* EXERCISE DIRECTIONS: Please repeat every entry, keeping each one exactly the same.

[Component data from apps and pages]
----
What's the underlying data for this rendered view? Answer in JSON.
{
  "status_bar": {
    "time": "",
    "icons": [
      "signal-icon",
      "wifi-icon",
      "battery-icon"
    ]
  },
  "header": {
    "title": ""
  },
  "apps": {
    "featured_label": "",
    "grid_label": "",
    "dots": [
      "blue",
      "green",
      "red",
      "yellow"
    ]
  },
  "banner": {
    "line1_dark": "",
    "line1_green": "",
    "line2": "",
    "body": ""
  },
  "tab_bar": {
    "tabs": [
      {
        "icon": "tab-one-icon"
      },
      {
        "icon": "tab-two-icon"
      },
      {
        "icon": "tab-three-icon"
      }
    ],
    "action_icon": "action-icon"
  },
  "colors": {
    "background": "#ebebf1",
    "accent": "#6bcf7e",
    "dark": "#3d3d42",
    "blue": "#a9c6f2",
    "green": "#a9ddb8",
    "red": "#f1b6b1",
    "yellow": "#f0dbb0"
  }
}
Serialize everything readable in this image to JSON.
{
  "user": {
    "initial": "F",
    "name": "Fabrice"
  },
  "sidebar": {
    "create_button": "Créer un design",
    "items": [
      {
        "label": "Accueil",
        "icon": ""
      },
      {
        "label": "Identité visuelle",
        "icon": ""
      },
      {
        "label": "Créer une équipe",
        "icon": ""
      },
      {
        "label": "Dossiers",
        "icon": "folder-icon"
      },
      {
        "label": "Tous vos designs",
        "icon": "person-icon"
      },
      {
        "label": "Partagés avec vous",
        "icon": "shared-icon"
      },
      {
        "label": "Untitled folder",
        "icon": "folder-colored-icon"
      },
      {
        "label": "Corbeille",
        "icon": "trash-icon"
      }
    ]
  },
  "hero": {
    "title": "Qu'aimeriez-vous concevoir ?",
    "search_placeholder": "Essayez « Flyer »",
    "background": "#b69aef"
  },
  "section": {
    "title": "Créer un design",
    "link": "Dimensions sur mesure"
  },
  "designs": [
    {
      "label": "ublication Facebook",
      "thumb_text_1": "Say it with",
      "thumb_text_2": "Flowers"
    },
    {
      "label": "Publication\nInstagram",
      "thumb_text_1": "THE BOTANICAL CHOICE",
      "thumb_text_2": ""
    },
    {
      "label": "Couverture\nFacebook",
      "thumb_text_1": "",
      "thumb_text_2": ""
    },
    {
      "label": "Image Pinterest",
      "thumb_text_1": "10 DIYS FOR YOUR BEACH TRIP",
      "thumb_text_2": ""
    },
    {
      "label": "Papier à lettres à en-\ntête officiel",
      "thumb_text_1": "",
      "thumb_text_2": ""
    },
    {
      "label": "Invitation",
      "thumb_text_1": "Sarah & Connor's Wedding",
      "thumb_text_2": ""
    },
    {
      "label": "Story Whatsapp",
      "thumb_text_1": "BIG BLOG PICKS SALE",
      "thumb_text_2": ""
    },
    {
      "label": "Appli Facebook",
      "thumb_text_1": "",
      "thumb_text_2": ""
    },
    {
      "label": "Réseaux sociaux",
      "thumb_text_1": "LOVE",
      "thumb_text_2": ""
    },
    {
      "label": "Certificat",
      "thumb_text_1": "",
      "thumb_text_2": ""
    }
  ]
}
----
* TASK RESPONSE:
What's the underlying data for this rendered view? Answer in JSON.
{
  "status_bar": {
    "time": "",
    "icons": [
      "signal-icon",
      "wifi-icon",
      "battery-icon"
    ]
  },
  "header": {
    "title": ""
  },
  "apps": {
    "featured_label": "",
    "grid_label": "",
    "dots": [
      "blue",
      "green",
      "red",
      "yellow"
    ]
  },
  "banner": {
    "line1_dark": "",
    "line1_green": "",
    "line2": "",
    "body": ""
  },
  "tab_bar": {
    "tabs": [
      {
        "icon": "tab-one-icon"
      },
      {
        "icon": "tab-two-icon"
      },
      {
        "icon": "tab-three-icon"
      }
    ],
    "action_icon": "action-icon"
  },
  "colors": {
    "background": "#ebebf1",
    "accent": "#6bcf7e",
    "dark": "#3d3d42",
    "blue": "#a9c6f2",
    "green": "#a9ddb8",
    "red": "#f1b6b1",
    "yellow": "#f0dbb0"
  }
}
Serialize everything readable in this image to JSON.
{
  "user": {
    "initial": "F",
    "name": "Fabrice"
  },
  "sidebar": {
    "create_button": "Créer un design",
    "items": [
      {
        "label": "Accueil",
        "icon": ""
      },
      {
        "label": "Identité visuelle",
        "icon": ""
      },
      {
        "label": "Créer une équipe",
        "icon": ""
      },
      {
        "label": "Dossiers",
        "icon": "folder-icon"
      },
      {
        "label": "Tous vos designs",
        "icon": "person-icon"
      },
      {
        "label": "Partagés avec vous",
        "icon": "shared-icon"
      },
      {
        "label": "Untitled folder",
        "icon": "folder-colored-icon"
      },
      {
        "label": "Corbeille",
        "icon": "trash-icon"
      }
    ]
  },
  "hero": {
    "title": "Qu'aimeriez-vous concevoir ?",
    "search_placeholder": "Essayez « Flyer »",
    "background": "#b69aef"
  },
  "section": {
    "title": "Créer un design",
    "link": "Dimensions sur mesure"
  },
  "designs": [
    {
      "label": "ublication Facebook",
      "thumb_text_1": "Say it with",
      "thumb_text_2": "Flowers"
    },
    {
      "label": "Publication\nInstagram",
      "thumb_text_1": "THE BOTANICAL CHOICE",
      "thumb_text_2": ""
    },
    {
      "label": "Couverture\nFacebook",
      "thumb_text_1": "",
      "thumb_text_2": ""
    },
    {
      "label": "Image Pinterest",
      "thumb_text_1": "10 DIYS FOR YOUR BEACH TRIP",
      "thumb_text_2": ""
    },
    {
      "label": "Papier à lettres à en-\ntête officiel",
      "thumb_text_1": "",
      "thumb_text_2": ""
    },
    {
      "label": "Invitation",
      "thumb_text_1": "Sarah & Connor's Wedding",
      "thumb_text_2": ""
    },
    {
      "label": "Story Whatsapp",
      "thumb_text_1": "BIG BLOG PICKS SALE",
      "thumb_text_2": ""
    },
    {
      "label": "Appli Facebook",
      "thumb_text_1": "",
      "thumb_text_2": ""
    },
    {
      "label": "Réseaux sociaux",
      "thumb_text_1": "LOVE",
      "thumb_text_2": ""
    },
    {
      "label": "Certificat",
      "thumb_text_1": "",
      "thumb_text_2": ""
    }
  ]
}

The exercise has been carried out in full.